Prospect Retro: Mike Piazza
Per long-standing reader request, a prospect retro for Mike Piazza.
Mike Piazza was drafted in the 62nd round in 1988, out of junior college in Florida. He was not considered a top prospect, or even a prospect at all by many; he was drafted mainly as a favor to Tommy Lasorda, a friend of Piazza's father Vince. He was the 1,390th player drafted that year.
Piazza began his pro career with Salem in the Northwest League, hitting .268/.320/.444 in 57 games. OK performance, but nothing special. His plate discipline was quite mediocre (13 walks, 51 strikeouts in 198 at-bats) though this would become a strength for him later in his career. At this point, he'd be a Grade C prospect.
Moved up to Vero Beach in 1990, he hit just .250/.290/.390 in 88 games, with 11 walks and 68 strikeouts in 272 at-bats. . .not much power, poor plate discipline. Grade C at best, if you'd even consider him a prospect.
Things changed in 1991. For Bakersfield in the California League, Piazza hit .277/.362/.540, with 29 homers, 47 walks, and 83 strikeouts in 448 at-bats. His plate discipline improved from poor to average, and this helped him unleash his power. His defense was also rated as improving, and for the first time he merited mention as a potential top prospect. At this point, he'd be a Grade B- type guy.

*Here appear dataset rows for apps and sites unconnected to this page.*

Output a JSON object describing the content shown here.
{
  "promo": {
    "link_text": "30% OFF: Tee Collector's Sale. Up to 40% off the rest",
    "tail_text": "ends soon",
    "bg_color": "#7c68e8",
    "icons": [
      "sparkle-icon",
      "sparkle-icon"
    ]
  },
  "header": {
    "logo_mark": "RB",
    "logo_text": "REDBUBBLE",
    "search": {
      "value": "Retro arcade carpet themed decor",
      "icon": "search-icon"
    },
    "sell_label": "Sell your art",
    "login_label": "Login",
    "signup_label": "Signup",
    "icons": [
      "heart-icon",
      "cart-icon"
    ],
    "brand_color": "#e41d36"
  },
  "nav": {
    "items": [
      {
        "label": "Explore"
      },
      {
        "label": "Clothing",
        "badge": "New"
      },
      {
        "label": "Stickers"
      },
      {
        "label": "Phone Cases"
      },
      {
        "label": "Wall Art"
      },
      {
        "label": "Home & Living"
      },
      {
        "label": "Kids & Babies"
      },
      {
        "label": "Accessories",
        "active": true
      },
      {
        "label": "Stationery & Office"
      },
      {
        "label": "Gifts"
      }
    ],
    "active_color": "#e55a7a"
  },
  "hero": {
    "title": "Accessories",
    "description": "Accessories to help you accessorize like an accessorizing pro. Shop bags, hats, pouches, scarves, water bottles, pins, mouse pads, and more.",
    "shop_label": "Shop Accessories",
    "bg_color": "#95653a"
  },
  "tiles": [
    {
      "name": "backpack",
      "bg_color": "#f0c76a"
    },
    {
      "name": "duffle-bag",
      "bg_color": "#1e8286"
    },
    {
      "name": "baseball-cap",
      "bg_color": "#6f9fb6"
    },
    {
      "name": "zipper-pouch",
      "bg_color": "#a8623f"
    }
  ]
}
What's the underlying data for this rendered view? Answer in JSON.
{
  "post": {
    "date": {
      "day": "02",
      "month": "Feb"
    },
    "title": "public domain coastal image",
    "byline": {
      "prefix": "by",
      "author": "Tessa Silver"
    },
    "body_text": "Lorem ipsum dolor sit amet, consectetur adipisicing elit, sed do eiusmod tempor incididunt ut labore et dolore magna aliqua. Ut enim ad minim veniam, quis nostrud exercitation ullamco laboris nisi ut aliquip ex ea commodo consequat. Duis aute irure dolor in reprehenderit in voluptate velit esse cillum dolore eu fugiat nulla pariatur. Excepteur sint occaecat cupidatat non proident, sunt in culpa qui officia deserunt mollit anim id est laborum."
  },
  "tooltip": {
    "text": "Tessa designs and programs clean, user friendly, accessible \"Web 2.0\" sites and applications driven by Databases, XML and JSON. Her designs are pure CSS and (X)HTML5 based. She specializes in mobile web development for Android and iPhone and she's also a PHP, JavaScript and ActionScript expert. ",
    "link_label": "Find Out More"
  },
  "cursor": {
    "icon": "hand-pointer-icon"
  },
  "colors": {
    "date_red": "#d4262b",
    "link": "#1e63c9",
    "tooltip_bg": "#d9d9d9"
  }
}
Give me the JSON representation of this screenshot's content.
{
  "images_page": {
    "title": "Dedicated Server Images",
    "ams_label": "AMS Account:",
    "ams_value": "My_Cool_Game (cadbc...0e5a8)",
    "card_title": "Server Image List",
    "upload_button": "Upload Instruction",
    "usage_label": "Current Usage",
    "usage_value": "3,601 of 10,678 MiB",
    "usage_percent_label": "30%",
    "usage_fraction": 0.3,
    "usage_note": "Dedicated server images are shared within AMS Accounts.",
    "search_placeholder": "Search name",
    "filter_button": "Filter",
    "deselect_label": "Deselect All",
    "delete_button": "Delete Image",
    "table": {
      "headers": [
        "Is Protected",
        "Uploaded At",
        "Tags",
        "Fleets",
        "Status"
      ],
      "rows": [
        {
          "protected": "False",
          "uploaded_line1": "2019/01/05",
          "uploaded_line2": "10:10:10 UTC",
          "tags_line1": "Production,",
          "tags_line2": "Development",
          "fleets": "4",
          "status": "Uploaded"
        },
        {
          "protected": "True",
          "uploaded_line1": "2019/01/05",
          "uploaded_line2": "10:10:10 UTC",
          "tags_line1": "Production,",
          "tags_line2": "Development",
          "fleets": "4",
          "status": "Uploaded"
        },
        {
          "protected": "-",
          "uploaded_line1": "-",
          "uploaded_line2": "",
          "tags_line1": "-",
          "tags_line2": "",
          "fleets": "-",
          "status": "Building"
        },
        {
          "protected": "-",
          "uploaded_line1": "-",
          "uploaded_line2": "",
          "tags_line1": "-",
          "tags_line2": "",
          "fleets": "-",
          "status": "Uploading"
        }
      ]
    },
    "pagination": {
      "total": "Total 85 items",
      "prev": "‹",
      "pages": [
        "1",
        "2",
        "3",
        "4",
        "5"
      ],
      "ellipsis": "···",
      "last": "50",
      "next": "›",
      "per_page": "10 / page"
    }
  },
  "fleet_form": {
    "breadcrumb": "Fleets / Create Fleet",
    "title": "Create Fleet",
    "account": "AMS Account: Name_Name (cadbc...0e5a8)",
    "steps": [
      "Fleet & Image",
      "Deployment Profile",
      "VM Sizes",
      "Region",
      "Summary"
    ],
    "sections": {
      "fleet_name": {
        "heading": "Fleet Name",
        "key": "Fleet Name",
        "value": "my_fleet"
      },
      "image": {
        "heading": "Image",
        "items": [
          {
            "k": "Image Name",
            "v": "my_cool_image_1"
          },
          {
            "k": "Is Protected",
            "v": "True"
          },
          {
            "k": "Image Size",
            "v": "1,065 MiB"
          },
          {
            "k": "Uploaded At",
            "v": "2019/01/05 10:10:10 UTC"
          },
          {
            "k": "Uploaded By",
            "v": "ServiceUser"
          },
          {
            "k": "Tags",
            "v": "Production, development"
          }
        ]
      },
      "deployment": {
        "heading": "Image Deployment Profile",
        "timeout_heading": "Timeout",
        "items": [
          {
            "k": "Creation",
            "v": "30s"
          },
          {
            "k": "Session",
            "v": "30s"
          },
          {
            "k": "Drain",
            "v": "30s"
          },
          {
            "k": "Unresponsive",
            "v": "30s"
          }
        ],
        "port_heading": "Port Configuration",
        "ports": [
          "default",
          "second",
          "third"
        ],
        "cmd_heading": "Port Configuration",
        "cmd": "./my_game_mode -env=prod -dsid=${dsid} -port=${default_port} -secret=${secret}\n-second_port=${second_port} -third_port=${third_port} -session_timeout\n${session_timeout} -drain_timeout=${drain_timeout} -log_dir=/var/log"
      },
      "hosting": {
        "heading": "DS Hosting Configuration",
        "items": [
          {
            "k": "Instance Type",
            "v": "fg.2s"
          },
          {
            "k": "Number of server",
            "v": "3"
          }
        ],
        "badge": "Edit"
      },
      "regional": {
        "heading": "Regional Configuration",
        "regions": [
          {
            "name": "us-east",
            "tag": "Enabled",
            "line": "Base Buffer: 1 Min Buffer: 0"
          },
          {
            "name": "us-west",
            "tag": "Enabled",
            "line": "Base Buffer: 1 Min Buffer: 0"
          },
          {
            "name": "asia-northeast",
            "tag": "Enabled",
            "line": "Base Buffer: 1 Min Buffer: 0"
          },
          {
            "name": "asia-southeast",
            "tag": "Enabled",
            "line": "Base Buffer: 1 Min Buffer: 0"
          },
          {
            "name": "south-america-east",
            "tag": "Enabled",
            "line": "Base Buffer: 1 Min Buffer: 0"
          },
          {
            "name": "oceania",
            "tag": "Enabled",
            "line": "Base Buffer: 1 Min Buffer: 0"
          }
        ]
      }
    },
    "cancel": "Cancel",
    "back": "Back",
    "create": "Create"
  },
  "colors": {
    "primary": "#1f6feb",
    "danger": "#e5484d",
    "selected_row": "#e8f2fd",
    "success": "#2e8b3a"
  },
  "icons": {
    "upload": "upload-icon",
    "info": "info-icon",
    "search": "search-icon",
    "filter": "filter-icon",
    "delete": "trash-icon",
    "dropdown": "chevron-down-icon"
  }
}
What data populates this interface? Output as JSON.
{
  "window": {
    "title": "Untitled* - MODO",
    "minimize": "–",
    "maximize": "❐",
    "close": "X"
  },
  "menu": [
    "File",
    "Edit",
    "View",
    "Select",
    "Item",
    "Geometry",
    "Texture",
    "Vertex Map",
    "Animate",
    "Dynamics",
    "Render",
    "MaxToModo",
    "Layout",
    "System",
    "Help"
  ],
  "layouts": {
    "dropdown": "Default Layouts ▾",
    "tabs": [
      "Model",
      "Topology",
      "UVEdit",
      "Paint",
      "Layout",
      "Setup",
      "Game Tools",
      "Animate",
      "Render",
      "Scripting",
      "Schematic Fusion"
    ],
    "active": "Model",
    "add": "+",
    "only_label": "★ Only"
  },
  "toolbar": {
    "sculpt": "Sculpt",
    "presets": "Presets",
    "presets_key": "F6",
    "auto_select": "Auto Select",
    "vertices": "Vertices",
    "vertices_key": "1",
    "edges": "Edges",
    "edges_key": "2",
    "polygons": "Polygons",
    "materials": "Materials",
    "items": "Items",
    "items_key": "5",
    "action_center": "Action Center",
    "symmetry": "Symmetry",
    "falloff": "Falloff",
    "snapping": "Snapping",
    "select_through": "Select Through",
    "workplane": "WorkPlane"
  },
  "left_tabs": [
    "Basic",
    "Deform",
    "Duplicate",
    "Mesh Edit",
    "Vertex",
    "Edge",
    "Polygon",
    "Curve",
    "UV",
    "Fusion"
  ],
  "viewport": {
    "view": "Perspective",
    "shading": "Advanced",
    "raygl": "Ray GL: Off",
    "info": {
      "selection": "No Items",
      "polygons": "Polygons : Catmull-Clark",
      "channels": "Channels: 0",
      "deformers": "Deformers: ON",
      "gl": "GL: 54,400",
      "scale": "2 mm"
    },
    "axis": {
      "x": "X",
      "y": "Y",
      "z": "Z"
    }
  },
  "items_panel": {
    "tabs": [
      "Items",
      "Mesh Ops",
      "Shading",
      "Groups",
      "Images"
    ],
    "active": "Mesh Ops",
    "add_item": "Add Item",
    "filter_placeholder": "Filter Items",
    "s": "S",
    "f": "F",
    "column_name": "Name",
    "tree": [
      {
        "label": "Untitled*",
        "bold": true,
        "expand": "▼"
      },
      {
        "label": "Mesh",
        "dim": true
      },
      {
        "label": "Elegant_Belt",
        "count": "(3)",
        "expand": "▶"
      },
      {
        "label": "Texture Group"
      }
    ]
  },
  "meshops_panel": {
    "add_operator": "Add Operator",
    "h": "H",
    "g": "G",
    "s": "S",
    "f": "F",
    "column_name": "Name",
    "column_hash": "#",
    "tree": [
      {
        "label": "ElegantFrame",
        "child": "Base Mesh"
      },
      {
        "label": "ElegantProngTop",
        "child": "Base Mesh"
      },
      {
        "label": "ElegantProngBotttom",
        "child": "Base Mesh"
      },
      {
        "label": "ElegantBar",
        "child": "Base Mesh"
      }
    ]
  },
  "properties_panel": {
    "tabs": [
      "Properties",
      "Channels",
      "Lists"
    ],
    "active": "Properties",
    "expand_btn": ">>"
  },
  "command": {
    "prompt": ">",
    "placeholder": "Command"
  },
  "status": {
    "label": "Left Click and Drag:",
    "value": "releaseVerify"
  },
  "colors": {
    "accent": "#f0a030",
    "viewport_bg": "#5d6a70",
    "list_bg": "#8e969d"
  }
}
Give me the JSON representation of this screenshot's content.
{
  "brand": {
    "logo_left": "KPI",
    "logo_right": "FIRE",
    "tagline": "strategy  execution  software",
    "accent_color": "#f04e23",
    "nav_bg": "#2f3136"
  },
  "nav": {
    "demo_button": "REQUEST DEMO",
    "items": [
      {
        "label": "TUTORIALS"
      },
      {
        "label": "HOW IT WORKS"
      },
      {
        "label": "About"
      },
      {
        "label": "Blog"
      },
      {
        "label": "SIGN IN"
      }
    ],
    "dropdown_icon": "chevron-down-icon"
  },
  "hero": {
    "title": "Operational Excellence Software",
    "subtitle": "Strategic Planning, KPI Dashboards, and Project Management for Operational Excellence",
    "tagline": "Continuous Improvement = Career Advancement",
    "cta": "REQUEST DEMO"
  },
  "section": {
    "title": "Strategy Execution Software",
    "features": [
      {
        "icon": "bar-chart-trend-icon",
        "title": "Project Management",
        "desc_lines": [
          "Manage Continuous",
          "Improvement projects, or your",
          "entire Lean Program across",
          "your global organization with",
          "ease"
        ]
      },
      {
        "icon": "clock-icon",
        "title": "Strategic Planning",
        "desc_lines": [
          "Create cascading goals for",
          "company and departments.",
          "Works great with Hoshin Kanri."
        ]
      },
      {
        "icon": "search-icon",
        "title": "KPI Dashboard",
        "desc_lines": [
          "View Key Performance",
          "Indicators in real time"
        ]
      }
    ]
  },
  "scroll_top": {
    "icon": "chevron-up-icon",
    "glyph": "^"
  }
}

1992 was the big breakthrough. He began the year by hitting .377 with a .658 SLG in 31 games for San Antonio in the Texas League. Promoted to Triple-A, he hit .341 with 22 doubles, 16 homers, .564 SLG, 37 walks, and 57 strikeouts in 358 at-bats. He hit .232 in a 21-game trial with the Dodgers, but was now considered among the best offensive prospects in the game. He was a bit older at 23 than the ideal top prospect, but his improvement appeared quite genuine.
Piazza hit .318 with 35 homers and 112 RBI as a rookie for the Dodgers in 1993, and the rest is history.
His minor league career is certainly unusual. His first two seasons were mediocre, at best, with no hints of greatness to come. His third campaign was strong, but he needed to prove it was real against higher-level pitching. That he did, crushing Double-A and Triple-A, then doing even better in the majors than he had done in the minors.
If someone told you in the spring of 1991 that Mike Piazza would turn into the best hitting catcher in baseball history, NO ONE would believe you. Not even Tommy Lasorda. Piazza snuck up on everyone, traditionalist and stathead alike.
Comparable Players to Mike Piazza